COLUMBUS, Ohio — As Ohioans begin preparations for November’s election, they have several ballot initiatives to review. One constitutional citizen-led amendment called "Raise The Wage Ohio" could increase the state's minimum wage to $15 per hour.

The group believes people struggling with inflation will benefit. 

What You Need To Know

  • The goal of the ballot initiative is to slowly increase the minimum wage to $15 per hour 

  • Right now, the minimum wage for non-tipped workers is $10.45 per hour, while for tipped workers, it is $5.25 per hour

  • The ballot language calls for minimum wage increases to depend on inflation after the 2026 increase

  • Similar measures are already in place other places such as California, and Washington, D.C.

Ohio's minimum wage for non-tipped workers is currently $10.45 per hour. For tipped workers, the minimum wage is $5.25 per hour in 2024. These amounts apply to businesses that gross at least $385,000 per year. Raise The Wage Ohio aims to boost the non-tipped minimum wage to $15 per hour by Jan. 1, 2026. After that date, the wage increase would depend on inflation. 
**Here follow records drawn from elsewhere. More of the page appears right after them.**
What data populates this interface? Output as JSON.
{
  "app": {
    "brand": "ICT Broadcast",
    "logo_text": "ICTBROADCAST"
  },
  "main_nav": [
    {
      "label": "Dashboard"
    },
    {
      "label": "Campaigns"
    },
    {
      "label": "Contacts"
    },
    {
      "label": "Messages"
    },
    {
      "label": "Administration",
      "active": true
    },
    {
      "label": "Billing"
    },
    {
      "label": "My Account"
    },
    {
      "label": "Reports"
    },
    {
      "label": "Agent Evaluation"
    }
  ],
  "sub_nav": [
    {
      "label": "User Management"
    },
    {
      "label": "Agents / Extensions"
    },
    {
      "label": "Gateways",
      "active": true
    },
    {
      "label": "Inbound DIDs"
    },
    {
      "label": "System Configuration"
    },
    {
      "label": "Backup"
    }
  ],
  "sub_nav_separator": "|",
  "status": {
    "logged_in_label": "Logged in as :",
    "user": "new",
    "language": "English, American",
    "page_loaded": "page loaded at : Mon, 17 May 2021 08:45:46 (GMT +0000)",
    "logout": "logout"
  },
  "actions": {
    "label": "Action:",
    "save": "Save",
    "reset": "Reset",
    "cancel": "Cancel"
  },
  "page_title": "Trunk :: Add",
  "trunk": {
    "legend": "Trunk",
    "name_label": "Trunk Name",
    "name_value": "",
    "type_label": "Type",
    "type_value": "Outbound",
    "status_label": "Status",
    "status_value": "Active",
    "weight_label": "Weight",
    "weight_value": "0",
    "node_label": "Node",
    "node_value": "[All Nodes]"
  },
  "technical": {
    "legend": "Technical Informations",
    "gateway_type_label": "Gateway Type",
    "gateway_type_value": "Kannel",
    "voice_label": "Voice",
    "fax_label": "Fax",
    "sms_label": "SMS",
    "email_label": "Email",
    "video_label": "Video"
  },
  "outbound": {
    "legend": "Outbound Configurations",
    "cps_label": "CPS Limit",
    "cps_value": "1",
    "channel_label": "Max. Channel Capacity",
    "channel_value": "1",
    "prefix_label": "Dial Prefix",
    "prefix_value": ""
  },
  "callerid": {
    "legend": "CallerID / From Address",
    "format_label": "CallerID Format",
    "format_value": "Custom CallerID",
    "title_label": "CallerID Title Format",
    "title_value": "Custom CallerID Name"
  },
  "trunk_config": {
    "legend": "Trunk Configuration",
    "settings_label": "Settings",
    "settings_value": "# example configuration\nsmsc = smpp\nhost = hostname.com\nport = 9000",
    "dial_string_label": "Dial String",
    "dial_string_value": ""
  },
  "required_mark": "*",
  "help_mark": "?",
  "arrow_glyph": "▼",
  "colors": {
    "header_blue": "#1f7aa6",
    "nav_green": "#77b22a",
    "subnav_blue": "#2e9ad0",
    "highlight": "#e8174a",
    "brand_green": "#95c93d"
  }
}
"1.4 million Ohioans will get an instant raise," said Mariah Ross, the executive director of One Fair Wage. "And, everyone else will eventually get a bump, because when you raise up the bottom, every other level also gets a raise."
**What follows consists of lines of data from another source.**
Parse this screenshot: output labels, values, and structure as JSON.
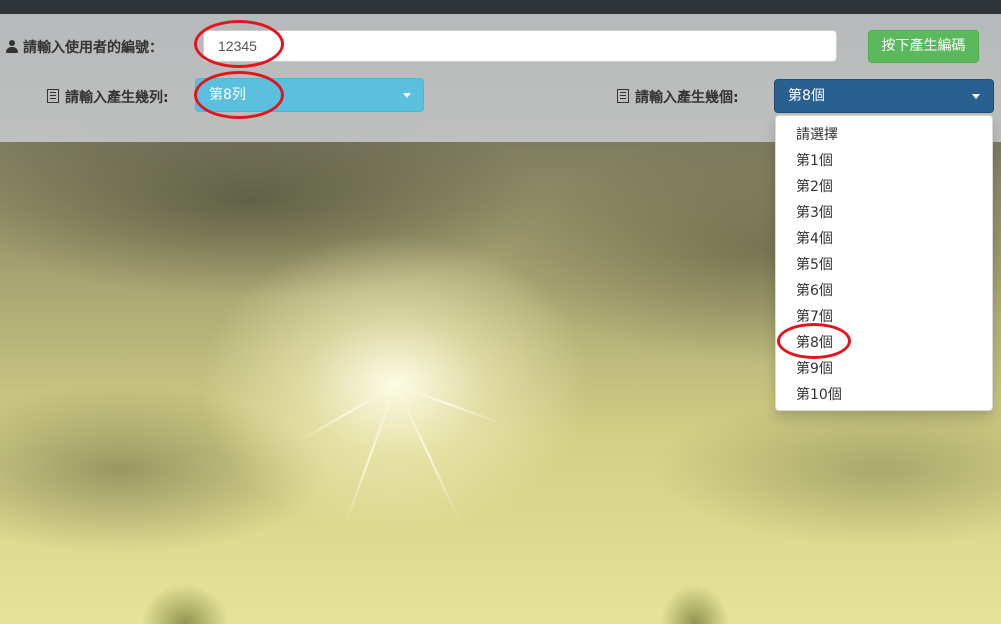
{
  "header": {
    "user_label": "請輸入使用者的編號：",
    "user_input_value": "12345",
    "generate_button_label": "按下產生編碼",
    "rows_label": "請輸入產生幾列:",
    "rows_selected": "第8列",
    "count_label": "請輸入產生幾個:",
    "count_selected": "第8個"
  },
  "dropdown": {
    "options": [
      "請選擇",
      "第1個",
      "第2個",
      "第3個",
      "第4個",
      "第5個",
      "第6個",
      "第7個",
      "第8個",
      "第9個",
      "第10個"
    ]
  },
  "colors": {
    "generate_button": "#5cb85c",
    "rows_select": "#5bc0de",
    "count_select": "#286090",
    "annotation": "#e3141d"
  },
  "icons": {
    "user": "user-icon",
    "list": "list-icon",
    "caret": "caret-down-icon"
  }
}
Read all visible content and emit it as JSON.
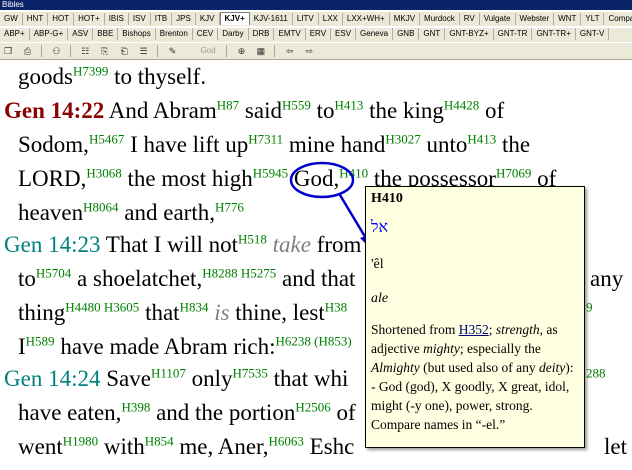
{
  "window": {
    "title": "Bibles"
  },
  "tabs_row1": [
    "GW",
    "HNT",
    "HOT",
    "HOT+",
    "IBIS",
    "ISV",
    "ITB",
    "JPS",
    "KJV",
    "KJV+",
    "KJV-1611",
    "LITV",
    "LXX",
    "LXX+WH+",
    "MKJV",
    "Murdock",
    "RV",
    "Vulgate",
    "Webster",
    "WNT",
    "YLT",
    "Compare"
  ],
  "tabs_row2": [
    "ABP+",
    "ABP-G+",
    "ASV",
    "BBE",
    "Bishops",
    "Brenton",
    "CEV",
    "Darby",
    "DRB",
    "EMTV",
    "ERV",
    "ESV",
    "Geneva",
    "GNB",
    "GNT",
    "GNT-BYZ+",
    "GNT-TR",
    "GNT-TR+",
    "GNT-V"
  ],
  "active_tab": "KJV+",
  "toolbar": {
    "dropdown1": "",
    "dropdown2": "God"
  },
  "colors": {
    "reference": "#008080",
    "current_reference": "#8b0000",
    "strongs": "#008000",
    "circle": "#0000cc",
    "popup_bg": "#ffffe1"
  },
  "text": {
    "l0": {
      "a": "goods",
      "s1": "H7399",
      "b": " to thyself."
    },
    "l1": {
      "ref": "Gen 14:22",
      "a": " And Abram",
      "s1": "H87",
      "b": " said",
      "s2": "H559",
      "c": " to",
      "s3": "H413",
      "d": " the king",
      "s4": "H4428",
      "e": " of"
    },
    "l2": {
      "a": "Sodom,",
      "s1": "H5467",
      "b": " I have lift up",
      "s2": "H7311",
      "c": " mine hand",
      "s3": "H3027",
      "d": " unto",
      "s4": "H413",
      "e": " the"
    },
    "l3": {
      "a": "LORD,",
      "s1": "H3068",
      "b": " the most high",
      "s2": "H5945",
      "c": " God,",
      "s3": "H410",
      "d": " the possessor",
      "s4": "H7069",
      "e": " of"
    },
    "l4": {
      "a": "heaven",
      "s1": "H8064",
      "b": " and earth,",
      "s2": "H776"
    },
    "l5": {
      "ref": "Gen 14:23",
      "a": "  That I will not",
      "s1": "H518",
      "it": " take",
      "b": " from"
    },
    "l6": {
      "a": "to",
      "s1": "H5704",
      "b": " a shoelatchet,",
      "s2": "H8288 H5275",
      "c": " and that",
      "d": "any"
    },
    "l7": {
      "a": "thing",
      "s1": "H4480 H3605",
      "b": " that",
      "s2": "H834",
      "it": " is",
      "c": " thine, lest",
      "s3": "H38",
      "s4": "9"
    },
    "l8": {
      "a": "I",
      "s1": "H589",
      "b": " have made Abram rich:",
      "s2": "H6238 (H853)"
    },
    "l9": {
      "ref": "Gen 14:24",
      "a": "  Save",
      "s1": "H1107",
      "b": " only",
      "s2": "H7535",
      "c": " that whi",
      "s3": "288"
    },
    "l10": {
      "a": "have eaten,",
      "s1": "H398",
      "b": " and the portion",
      "s2": "H2506",
      "c": " of"
    },
    "l11": {
      "a": "went",
      "s1": "H1980",
      "b": " with",
      "s2": "H854",
      "c": " me, Aner,",
      "s3": "H6063",
      "d": " Eshc",
      "e": "let"
    }
  },
  "popup": {
    "number": "H410",
    "hebrew": "אל",
    "translit": "'êl",
    "pron": "ale",
    "def_a": "Shortened from ",
    "def_link": "H352",
    "def_b": "; ",
    "def_c": "strength",
    "def_d": ", as adjective ",
    "def_e": "mighty",
    "def_f": "; especially the ",
    "def_g": "Almighty",
    "def_h": " (but used also of any ",
    "def_i": "deity",
    "def_j": "): - God (god), X goodly, X great, idol, might (-y one), power, strong. Compare names in “-el.”"
  }
}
Ross is leading the statewide effort to increase Ohio’s minimum wage and believes this initiative could help people struggling in today's economy. Ross grew up around people who lived paycheck-to-paycheck, and understands the amount of hard work that goes into a job. She said most people have to budget and struggle to pay rent and buy groceries This cycle of labor and finances leads to constant debt, she said.

In 2006, Ohio passed a constitutional amendment increasing the minimum wage depending on inflation each year. The Buckeye state’s minimum wage in 2024 increased by 35 cents per hour. Tipped workers received a 20-cent boost per hour. 
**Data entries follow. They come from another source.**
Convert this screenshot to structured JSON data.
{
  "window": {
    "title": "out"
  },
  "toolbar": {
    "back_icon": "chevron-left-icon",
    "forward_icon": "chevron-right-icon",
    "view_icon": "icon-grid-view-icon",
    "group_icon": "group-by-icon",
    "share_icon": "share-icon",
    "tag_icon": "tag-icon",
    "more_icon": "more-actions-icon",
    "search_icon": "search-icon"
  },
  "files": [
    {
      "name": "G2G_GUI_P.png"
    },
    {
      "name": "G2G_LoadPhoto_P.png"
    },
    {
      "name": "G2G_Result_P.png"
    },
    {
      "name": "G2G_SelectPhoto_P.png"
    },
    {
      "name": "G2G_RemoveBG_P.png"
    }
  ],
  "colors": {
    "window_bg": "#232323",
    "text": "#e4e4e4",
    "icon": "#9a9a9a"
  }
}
The ballot initiative also would repeal the ability of employers to pay a sub-minimum wage for workers with disabilities. This amount is usually determined through a Special Wage Certificate. The ballot initiative would also affect workers younger than 16, who under the current law, have a minimum wage of $7.25.

The proposal also calls for employers to gradually increase the minimum wage for tipped workers. 

John Barker, president and CEO of the Ohio Restaurant and Hospitality Alliance, said this ballot initiative could negatively affect the amount of tips employees receive. He said a similar measure passed in Washington D.C. California also has a very similar law. 

"So, as a consumer, you go in and you see now, you know, whatever the cost is of the meal and then you see a service charge," Barker said. "It can be anywhere between, 20 to 25 percent. And, you know, you go down your bill, you see that. And what happens is consumers then don't give a tip. And so it totally changes the entire equation for a server or a bartender." 

Barker said restaurants are already navigating through inflation, and raising the minimum wage will have a drastic affect on Ohio's restaurant industry. 

"Wages get pushed up," Barker stated. "Then prices are going to go up." 

Individuals on both sides of the ballot initiative are looking to get Ohioans on their side. The group supporting increasing the state's minimum wage needs to collect more than 400,000 vaild signatures by July in order for this initiative to make it onto November's ballot.